[PROBLEM DESCRIPTION]
Using the exact wording, repeat every line of the material.

[INFORMATION GIVEN]
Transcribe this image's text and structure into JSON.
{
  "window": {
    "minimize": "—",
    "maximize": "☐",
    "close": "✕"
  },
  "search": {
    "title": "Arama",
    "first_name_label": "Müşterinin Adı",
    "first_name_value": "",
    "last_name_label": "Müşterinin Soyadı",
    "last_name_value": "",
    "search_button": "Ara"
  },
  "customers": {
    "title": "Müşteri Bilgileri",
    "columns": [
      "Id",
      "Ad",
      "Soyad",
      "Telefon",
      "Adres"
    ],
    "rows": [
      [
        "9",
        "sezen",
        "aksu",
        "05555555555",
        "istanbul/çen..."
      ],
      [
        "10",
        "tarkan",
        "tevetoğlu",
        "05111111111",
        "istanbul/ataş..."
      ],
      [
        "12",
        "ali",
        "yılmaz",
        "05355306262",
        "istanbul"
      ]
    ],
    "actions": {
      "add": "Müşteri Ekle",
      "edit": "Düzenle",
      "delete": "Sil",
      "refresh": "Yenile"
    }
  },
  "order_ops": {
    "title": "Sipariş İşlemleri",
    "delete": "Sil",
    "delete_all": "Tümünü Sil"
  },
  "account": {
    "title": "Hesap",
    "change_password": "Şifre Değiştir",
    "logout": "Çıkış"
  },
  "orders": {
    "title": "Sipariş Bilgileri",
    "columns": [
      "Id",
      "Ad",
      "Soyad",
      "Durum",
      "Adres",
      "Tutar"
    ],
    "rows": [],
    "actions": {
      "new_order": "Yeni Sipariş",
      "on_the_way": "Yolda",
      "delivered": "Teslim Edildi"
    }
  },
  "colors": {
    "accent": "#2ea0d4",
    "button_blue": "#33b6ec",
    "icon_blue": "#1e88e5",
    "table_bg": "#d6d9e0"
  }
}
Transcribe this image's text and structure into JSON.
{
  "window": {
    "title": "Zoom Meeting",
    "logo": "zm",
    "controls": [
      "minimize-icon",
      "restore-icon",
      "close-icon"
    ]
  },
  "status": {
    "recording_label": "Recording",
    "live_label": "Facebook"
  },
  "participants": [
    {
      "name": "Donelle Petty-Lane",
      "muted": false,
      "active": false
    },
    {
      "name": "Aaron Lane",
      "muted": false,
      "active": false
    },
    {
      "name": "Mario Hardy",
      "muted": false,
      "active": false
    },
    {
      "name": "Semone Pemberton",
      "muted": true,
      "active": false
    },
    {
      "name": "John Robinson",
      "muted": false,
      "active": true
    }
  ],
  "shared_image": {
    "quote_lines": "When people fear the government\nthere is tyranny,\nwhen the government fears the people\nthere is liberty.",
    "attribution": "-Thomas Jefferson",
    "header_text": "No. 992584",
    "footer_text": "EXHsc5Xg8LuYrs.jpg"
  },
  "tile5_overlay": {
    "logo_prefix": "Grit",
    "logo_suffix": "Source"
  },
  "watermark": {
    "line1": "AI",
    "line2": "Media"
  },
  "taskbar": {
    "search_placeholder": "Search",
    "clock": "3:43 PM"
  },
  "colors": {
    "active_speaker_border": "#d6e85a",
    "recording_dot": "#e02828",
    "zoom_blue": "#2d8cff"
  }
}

[RESULT FOR THIS TASK]
Transcribe this image's text and structure into JSON.
{
  "window": {
    "minimize": "—",
    "maximize": "☐",
    "close": "✕"
  },
  "search": {
    "title": "Arama",
    "first_name_label": "Müşterinin Adı",
    "first_name_value": "",
    "last_name_label": "Müşterinin Soyadı",
    "last_name_value": "",
    "search_button": "Ara"
  },
  "customers": {
    "title": "Müşteri Bilgileri",
    "columns": [
      "Id",
      "Ad",
      "Soyad",
      "Telefon",
      "Adres"
    ],
    "rows": [
      [
        "9",
        "sezen",
        "aksu",
        "05555555555",
        "istanbul/çen..."
      ],
      [
        "10",
        "tarkan",
        "tevetoğlu",
        "05111111111",
        "istanbul/ataş..."
      ],
      [
        "12",
        "ali",
        "yılmaz",
        "05355306262",
        "istanbul"
      ]
    ],
    "actions": {
      "add": "Müşteri Ekle",
      "edit": "Düzenle",
      "delete": "Sil",
      "refresh": "Yenile"
    }
  },
  "order_ops": {
    "title": "Sipariş İşlemleri",
    "delete": "Sil",
    "delete_all": "Tümünü Sil"
  },
  "account": {
    "title": "Hesap",
    "change_password": "Şifre Değiştir",
    "logout": "Çıkış"
  },
  "orders": {
    "title": "Sipariş Bilgileri",
    "columns": [
      "Id",
      "Ad",
      "Soyad",
      "Durum",
      "Adres",
      "Tutar"
    ],
    "rows": [],
    "actions": {
      "new_order": "Yeni Sipariş",
      "on_the_way": "Yolda",
      "delivered": "Teslim Edildi"
    }
  },
  "colors": {
    "accent": "#2ea0d4",
    "button_blue": "#33b6ec",
    "icon_blue": "#1e88e5",
    "table_bg": "#d6d9e0"
  }
}
Transcribe this image's text and structure into JSON.
{
  "window": {
    "title": "Zoom Meeting",
    "logo": "zm",
    "controls": [
      "minimize-icon",
      "restore-icon",
      "close-icon"
    ]
  },
  "status": {
    "recording_label": "Recording",
    "live_label": "Facebook"
  },
  "participants": [
    {
      "name": "Donelle Petty-Lane",
      "muted": false,
      "active": false
    },
    {
      "name": "Aaron Lane",
      "muted": false,
      "active": false
    },
    {
      "name": "Mario Hardy",
      "muted": false,
      "active": false
    },
    {
      "name": "Semone Pemberton",
      "muted": true,
      "active": false
    },
    {
      "name": "John Robinson",
      "muted": false,
      "active": true
    }
  ],
  "shared_image": {
    "quote_lines": "When people fear the government\nthere is tyranny,\nwhen the government fears the people\nthere is liberty.",
    "attribution": "-Thomas Jefferson",
    "header_text": "No. 992584",
    "footer_text": "EXHsc5Xg8LuYrs.jpg"
  },
  "tile5_overlay": {
    "logo_prefix": "Grit",
    "logo_suffix": "Source"
  },
  "watermark": {
    "line1": "AI",
    "line2": "Media"
  },
  "taskbar": {
    "search_placeholder": "Search",
    "clock": "3:43 PM"
  },
  "colors": {
    "active_speaker_border": "#d6e85a",
    "recording_dot": "#e02828",
    "zoom_blue": "#2d8cff"
  }
}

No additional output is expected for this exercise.